Player generated information is one of the most interesting aspects of EVE. Podcasts, battle reports, videos, blogs, and posts innumerable all serve to give shape to the narrative of New Eden. In EVE, information and narrative is as much a tool of power and success as fleets and warlords. It has very real impacts on space empires, CSM politics, and even in how CCP communicates to its player base. However, despite the importance of this emergent gameplay aspect of EVE, very few have spent time exploring and mastering information propagation. Instead, most broadly and blithely dismiss what they do not understand. They simply call it propaganda.
Age of Propaganda: The Everyday Use and Abuse of Persuasion by Anthony Pratkanis and Elliot Aronson will help neophyte capsuleers and veteran word warriors alike understand the craft of propaganda and persuasion. For those unfamiliar with the use and application of propaganda, the authors lay out the history, underlying psychology, and real world examples in language that isn't overly technical or verbose. Old hands will find the structure concise and useful, and the book covers propaganda stretching from the Sacra Congregatio de Propaganda Fide, to the Creel Commission, to Goebbels, and all the way to modern advertising.
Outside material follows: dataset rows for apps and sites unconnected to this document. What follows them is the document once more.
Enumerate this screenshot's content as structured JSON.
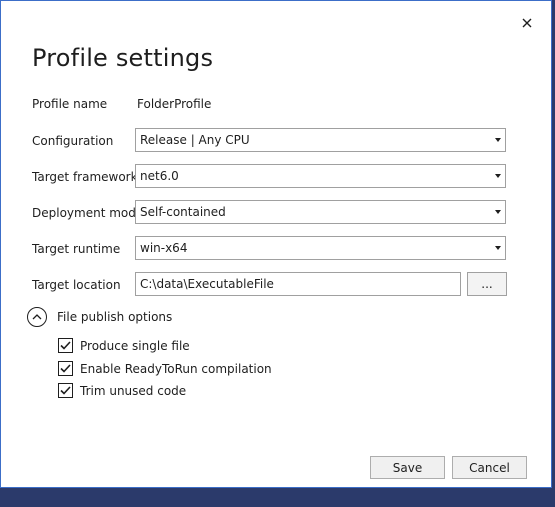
{
  "dialog": {
    "title": "Profile settings",
    "close_icon": "close-icon"
  },
  "fields": {
    "profile_name_label": "Profile name",
    "profile_name_value": "FolderProfile",
    "configuration_label": "Configuration",
    "configuration_value": "Release | Any CPU",
    "target_framework_label": "Target framework",
    "target_framework_value": "net6.0",
    "deployment_mode_label": "Deployment mode",
    "deployment_mode_value": "Self-contained",
    "target_runtime_label": "Target runtime",
    "target_runtime_value": "win-x64",
    "target_location_label": "Target location",
    "target_location_value": "C:\\data\\ExecutableFile",
    "browse_label": "..."
  },
  "publish_options": {
    "header": "File publish options",
    "expanded": true,
    "options": [
      {
        "label": "Produce single file",
        "checked": true
      },
      {
        "label": "Enable ReadyToRun compilation",
        "checked": true
      },
      {
        "label": "Trim unused code",
        "checked": true
      }
    ]
  },
  "buttons": {
    "save": "Save",
    "cancel": "Cancel"
  }
}
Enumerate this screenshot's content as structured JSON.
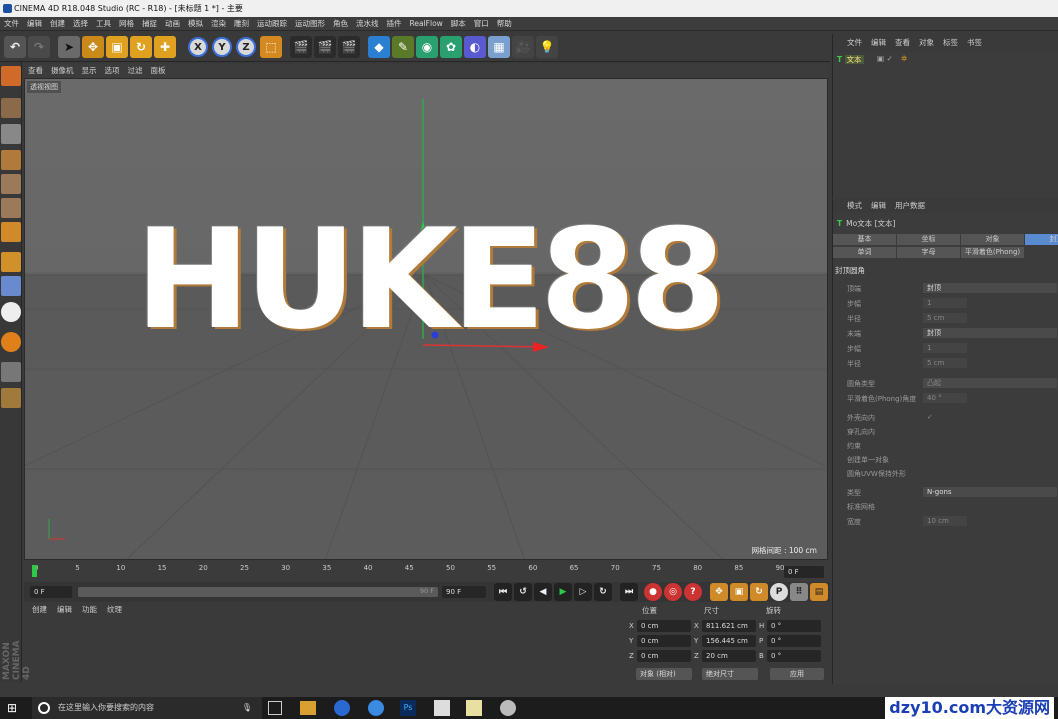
{
  "title": "CINEMA 4D R18.048 Studio (RC - R18) - [未标题 1 *] - 主要",
  "menu": [
    "文件",
    "编辑",
    "创建",
    "选择",
    "工具",
    "网格",
    "捕捉",
    "动画",
    "模拟",
    "渲染",
    "雕刻",
    "运动跟踪",
    "运动图形",
    "角色",
    "流水线",
    "插件",
    "RealFlow",
    "脚本",
    "窗口",
    "帮助"
  ],
  "viewport": {
    "menu": [
      "查看",
      "摄像机",
      "显示",
      "选项",
      "过滤",
      "面板"
    ],
    "label": "透视视图",
    "grid_info": "网格间距 : 100 cm",
    "text3d": "HUKE88"
  },
  "timeline": {
    "ticks": [
      "0",
      "5",
      "10",
      "15",
      "20",
      "25",
      "30",
      "35",
      "40",
      "45",
      "50",
      "55",
      "60",
      "65",
      "70",
      "75",
      "80",
      "85",
      "90"
    ],
    "current": "0 F",
    "start": "0 F",
    "end": "90 F",
    "end2": "90 F",
    "range_end": "90 F"
  },
  "material_menu": [
    "创建",
    "编辑",
    "功能",
    "纹理"
  ],
  "coords": {
    "headers": [
      "位置",
      "尺寸",
      "旋转"
    ],
    "pos": [
      "0 cm",
      "0 cm",
      "0 cm"
    ],
    "size": [
      "811.621 cm",
      "156.445 cm",
      "20 cm"
    ],
    "rot": [
      "0 °",
      "0 °",
      "0 °"
    ],
    "axes_pos": [
      "X",
      "Y",
      "Z"
    ],
    "axes_size": [
      "X",
      "Y",
      "Z"
    ],
    "axes_rot": [
      "H",
      "P",
      "B"
    ],
    "mode1": "对象 (相对)",
    "mode2": "绝对尺寸",
    "apply": "应用"
  },
  "objects": {
    "menu": [
      "文件",
      "编辑",
      "查看",
      "对象",
      "标签",
      "书签"
    ],
    "item": "文本"
  },
  "attributes": {
    "menu": [
      "模式",
      "编辑",
      "用户数据"
    ],
    "title": "Mo文本 [文本]",
    "tabs1": [
      "基本",
      "坐标",
      "对象",
      "封顶"
    ],
    "tabs2": [
      "单词",
      "字母",
      "平滑着色(Phong)"
    ],
    "section": "封顶圆角",
    "rows": [
      [
        "顶端",
        "封顶"
      ],
      [
        "步幅",
        "1"
      ],
      [
        "半径",
        "5 cm"
      ],
      [
        "末端",
        "封顶"
      ],
      [
        "步幅",
        "1"
      ],
      [
        "半径",
        "5 cm"
      ],
      [
        "圆角类型",
        "凸起"
      ],
      [
        "平滑着色(Phong)角度",
        "40 °"
      ],
      [
        "外壳向内",
        "✓"
      ],
      [
        "穿孔向内",
        ""
      ],
      [
        "约束",
        ""
      ],
      [
        "创建单一对象",
        ""
      ],
      [
        "圆角UVW保持外形",
        ""
      ],
      [
        "类型",
        "N-gons"
      ],
      [
        "标准网格",
        ""
      ],
      [
        "宽度",
        "10 cm"
      ]
    ]
  },
  "taskbar": {
    "search": "在这里输入你要搜索的内容"
  },
  "watermark": "dzy10.com大资源网"
}
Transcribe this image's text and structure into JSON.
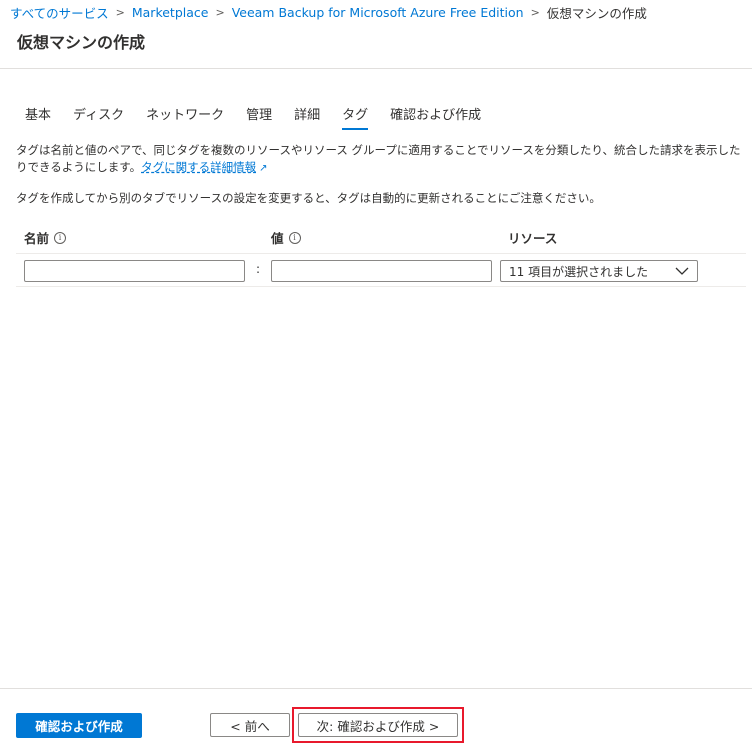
{
  "breadcrumb": {
    "items": [
      "すべてのサービス",
      "Marketplace",
      "Veeam Backup for Microsoft Azure Free Edition"
    ],
    "current": "仮想マシンの作成"
  },
  "page": {
    "title": "仮想マシンの作成"
  },
  "tabs": [
    {
      "label": "基本",
      "active": false
    },
    {
      "label": "ディスク",
      "active": false
    },
    {
      "label": "ネットワーク",
      "active": false
    },
    {
      "label": "管理",
      "active": false
    },
    {
      "label": "詳細",
      "active": false
    },
    {
      "label": "タグ",
      "active": true
    },
    {
      "label": "確認および作成",
      "active": false
    }
  ],
  "description": {
    "paragraph1": "タグは名前と値のペアで、同じタグを複数のリソースやリソース グループに適用することでリソースを分類したり、統合した請求を表示したりできるようにします。",
    "link": "タグに関する詳細情報",
    "paragraph2": "タグを作成してから別のタブでリソースの設定を変更すると、タグは自動的に更新されることにご注意ください。"
  },
  "table": {
    "headers": {
      "name": "名前",
      "value": "値",
      "resource": "リソース"
    },
    "row": {
      "name_value": "",
      "value_value": "",
      "separator": ":",
      "resource_selected": "11 項目が選択されました"
    }
  },
  "footer": {
    "review_create": "確認および作成",
    "previous": "< 前へ",
    "next": "次: 確認および作成 >"
  },
  "colors": {
    "accent": "#0078d4",
    "highlight": "#e8192c"
  },
  "icons": {
    "breadcrumb_separator": "chevron-right-icon",
    "info": "info-icon",
    "external_link": "external-link-icon",
    "dropdown": "chevron-down-icon"
  }
}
The purpose of the book is not, as you might expect, to inform EVE's pencil pushing space bureaucratic class in how they might better exert space hegemony. Instead, it is a critique of modern information dissemination, and seeks to expose the ways in which an ignorant populace is manipulated by professional wordsmiths. The aim of the text is to attempt to educate and inoculate the populace so that democracy might flourish in spite of such subversive messaging. Noble, certainly, but the examples and techniques outlined can definitely be put to more interesting ends in EVE.
One of the core principles outlined in this work is that people tend to fall into a sort of mindlessness when making decisions. The brain is wired to follow pathways that are cognitively easy, and clever application of words can activate this peripheral mode of thinking with only the barest illusions of conscious choice. In one example, experimenters asked “Excuse me, can I use the Xerox machine?” of those in the line at a busy university office. In this instance, roughly half of the people approached acquiesced. A fifty percent chance of weaseling your way to the front of the line isn't bad, but if you want better results, all that is required is a reason. Interestingly enough, nearly any reason will do, even the outrageously self evident: “Excuse me, can I use the Xerox machine? I need to make copies.” That's all it took to activate the mindless mode of decision making of those waiting in line and assure near total compliance rates.
Another common example reflected in EVE's information warfare game is the factoid. Factoids are not, counterintuitively, related to fact at all. Instead, factoids are an “assertion of fact that is not backed up by evidence, usually because the fact is false or evidence doesn't exist." Goebbels called it “the big lie,” and they are stubbornly difficult to counter and easy to concoct. In context of EVE, a factoid might look something like “Your friends aren't really your friends, they're plotting to kill you. No really, right now. Yeah, of course they say they aren't, what do you expect?” Factoids play on existing beliefs, insecurities, and fears, so it is convenient that all of these exist in abundance within EVE's political landscape.
Persuasion is also a function of credibility. In a community like EVE's where your reputation and actions follow you, it can be difficult to convince people of your point of view in light of past atrocities which you may or may not have committed. How do you persuade anyone when everyone knows you are untrustworthy, unbelievable, and disliked? The authors suggest one way would be to appear to act against your self interest. Note the word appear, since “when in comes to persuasion, appearances can be deceiving.” The authors offer the following example, as told by Chinese rhetorician Han Fei-Tzu:
The Duke of Wu wished to invade the country of Hu. The Duke pulled aside one of his most trusted counselors and asked him to argue in public that the Duke should attack Hu, which the counselor then did. The duke immediately put the counselor to death as a dramatic way of reassuring the ruler of Hu that he had no intention of attacking. Assured that the Duke was a trustworthy leader--after all, he just put one of his most trusted advisors to death-- Hu disarmed. The duke of Wu immediately launched a surprise attack and the country of Hu was captured.
Age of Propaganda covers far more than these brief examples. In addition to the above, it covers question framing, decoys, self sells, fear appeals, granfalloons, phantoms, and methods to counteract and resist propaganda. Perhaps most importantly for an EVE CEO or propagandist, there is a bit at the end which ties the principles the book has laid out into one handy chapter entitled “How to Become a Cult Leader.” The authors' intent was to remove the mystery of cults, but more usefully it serves as a effective guide to running your own corporation or alliance with an iron fist. And that's really more fun in the end, isn't it?